[Component data from apps and pages]

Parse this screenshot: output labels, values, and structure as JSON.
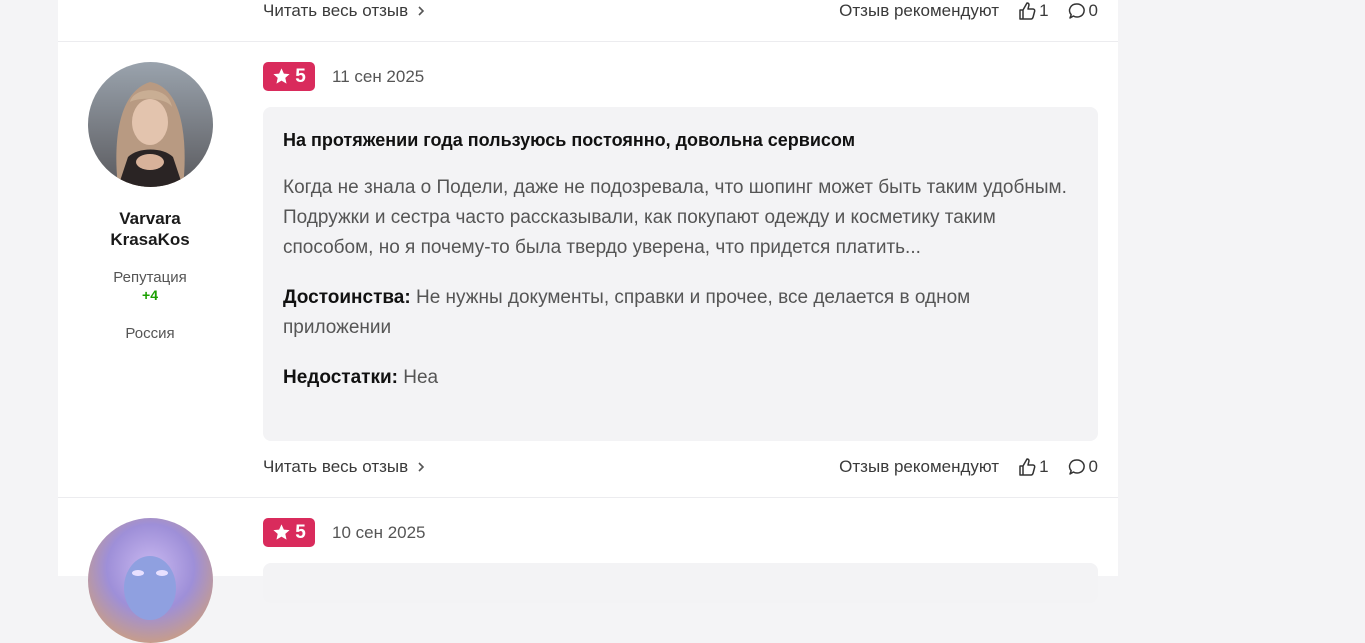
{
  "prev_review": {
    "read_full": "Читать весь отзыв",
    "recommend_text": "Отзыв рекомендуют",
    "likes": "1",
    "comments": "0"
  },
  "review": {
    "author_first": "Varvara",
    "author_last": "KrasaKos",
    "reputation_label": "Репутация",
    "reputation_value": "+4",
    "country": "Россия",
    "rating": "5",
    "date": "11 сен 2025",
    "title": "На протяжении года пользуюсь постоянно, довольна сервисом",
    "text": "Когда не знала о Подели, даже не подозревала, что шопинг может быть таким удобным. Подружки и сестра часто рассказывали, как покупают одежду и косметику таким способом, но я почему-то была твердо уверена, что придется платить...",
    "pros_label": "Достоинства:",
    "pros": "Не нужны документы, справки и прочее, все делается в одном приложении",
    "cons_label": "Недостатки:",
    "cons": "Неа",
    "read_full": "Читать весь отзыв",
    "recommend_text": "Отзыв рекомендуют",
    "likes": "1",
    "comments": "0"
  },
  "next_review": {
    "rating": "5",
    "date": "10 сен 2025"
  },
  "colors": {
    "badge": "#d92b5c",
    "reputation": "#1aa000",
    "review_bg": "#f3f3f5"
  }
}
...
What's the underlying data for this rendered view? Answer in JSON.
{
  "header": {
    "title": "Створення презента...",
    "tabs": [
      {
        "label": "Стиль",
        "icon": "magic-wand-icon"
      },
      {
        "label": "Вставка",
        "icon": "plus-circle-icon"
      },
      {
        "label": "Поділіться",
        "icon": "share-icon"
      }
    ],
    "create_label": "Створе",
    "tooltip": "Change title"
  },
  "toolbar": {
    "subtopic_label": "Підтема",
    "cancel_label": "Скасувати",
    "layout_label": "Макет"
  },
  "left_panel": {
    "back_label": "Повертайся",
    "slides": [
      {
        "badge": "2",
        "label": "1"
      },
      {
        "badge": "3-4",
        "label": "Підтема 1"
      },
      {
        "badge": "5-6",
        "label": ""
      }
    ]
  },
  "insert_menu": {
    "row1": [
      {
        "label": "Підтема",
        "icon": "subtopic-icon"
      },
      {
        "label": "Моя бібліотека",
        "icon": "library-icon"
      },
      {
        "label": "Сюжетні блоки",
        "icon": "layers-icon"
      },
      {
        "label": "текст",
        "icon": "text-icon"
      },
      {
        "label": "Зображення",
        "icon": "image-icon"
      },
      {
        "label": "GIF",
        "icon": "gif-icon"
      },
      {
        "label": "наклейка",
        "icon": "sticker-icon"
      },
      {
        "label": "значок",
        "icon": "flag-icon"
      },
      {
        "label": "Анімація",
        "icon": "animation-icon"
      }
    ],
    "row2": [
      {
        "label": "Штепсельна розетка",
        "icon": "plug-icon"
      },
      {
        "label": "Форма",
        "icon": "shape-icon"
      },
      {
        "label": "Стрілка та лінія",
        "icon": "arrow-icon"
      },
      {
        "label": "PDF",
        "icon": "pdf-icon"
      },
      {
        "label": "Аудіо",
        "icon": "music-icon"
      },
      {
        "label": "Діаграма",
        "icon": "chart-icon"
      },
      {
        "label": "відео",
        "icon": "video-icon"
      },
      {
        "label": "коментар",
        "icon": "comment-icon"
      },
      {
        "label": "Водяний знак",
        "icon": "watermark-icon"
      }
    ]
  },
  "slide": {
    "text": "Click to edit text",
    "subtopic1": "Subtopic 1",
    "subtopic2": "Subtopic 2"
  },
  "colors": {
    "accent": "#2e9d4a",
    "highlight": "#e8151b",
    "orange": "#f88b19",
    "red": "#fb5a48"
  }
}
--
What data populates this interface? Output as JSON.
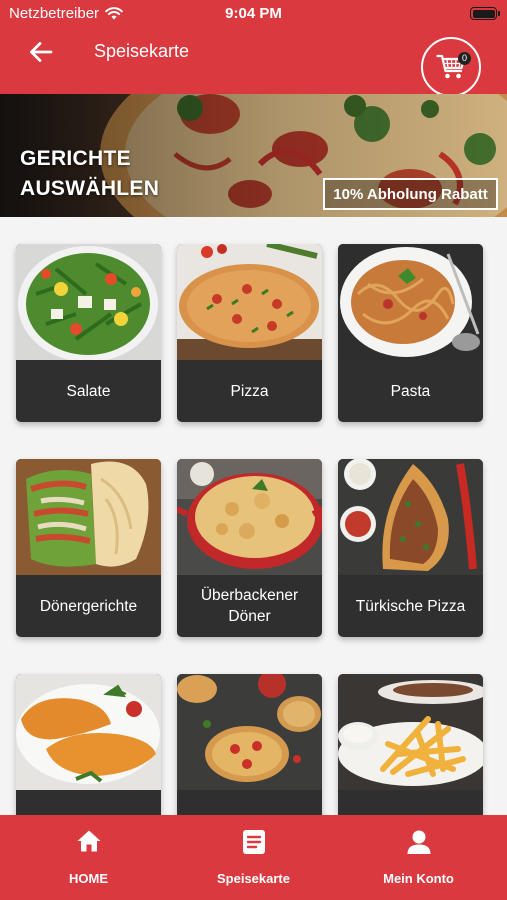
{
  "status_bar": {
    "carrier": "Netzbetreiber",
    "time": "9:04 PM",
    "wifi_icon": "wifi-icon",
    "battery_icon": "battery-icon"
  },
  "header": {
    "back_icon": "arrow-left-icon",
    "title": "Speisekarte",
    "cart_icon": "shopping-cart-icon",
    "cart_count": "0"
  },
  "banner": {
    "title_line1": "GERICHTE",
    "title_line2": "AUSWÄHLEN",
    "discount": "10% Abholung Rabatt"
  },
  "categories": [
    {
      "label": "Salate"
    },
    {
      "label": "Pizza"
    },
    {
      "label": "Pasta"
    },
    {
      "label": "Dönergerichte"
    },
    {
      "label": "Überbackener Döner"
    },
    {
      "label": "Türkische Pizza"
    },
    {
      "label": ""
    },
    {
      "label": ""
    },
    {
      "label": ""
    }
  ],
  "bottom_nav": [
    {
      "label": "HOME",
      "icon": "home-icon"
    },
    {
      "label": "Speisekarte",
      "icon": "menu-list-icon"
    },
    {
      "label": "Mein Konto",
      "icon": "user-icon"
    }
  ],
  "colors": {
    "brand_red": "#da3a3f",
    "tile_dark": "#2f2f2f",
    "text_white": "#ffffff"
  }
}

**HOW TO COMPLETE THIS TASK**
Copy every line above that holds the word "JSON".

**RESULT OF THE TASK**
Parse this screenshot: output labels, values, and structure as JSON.
What's the underlying data for this rendered view? Answer in JSON.
What data populates this interface? Output as JSON.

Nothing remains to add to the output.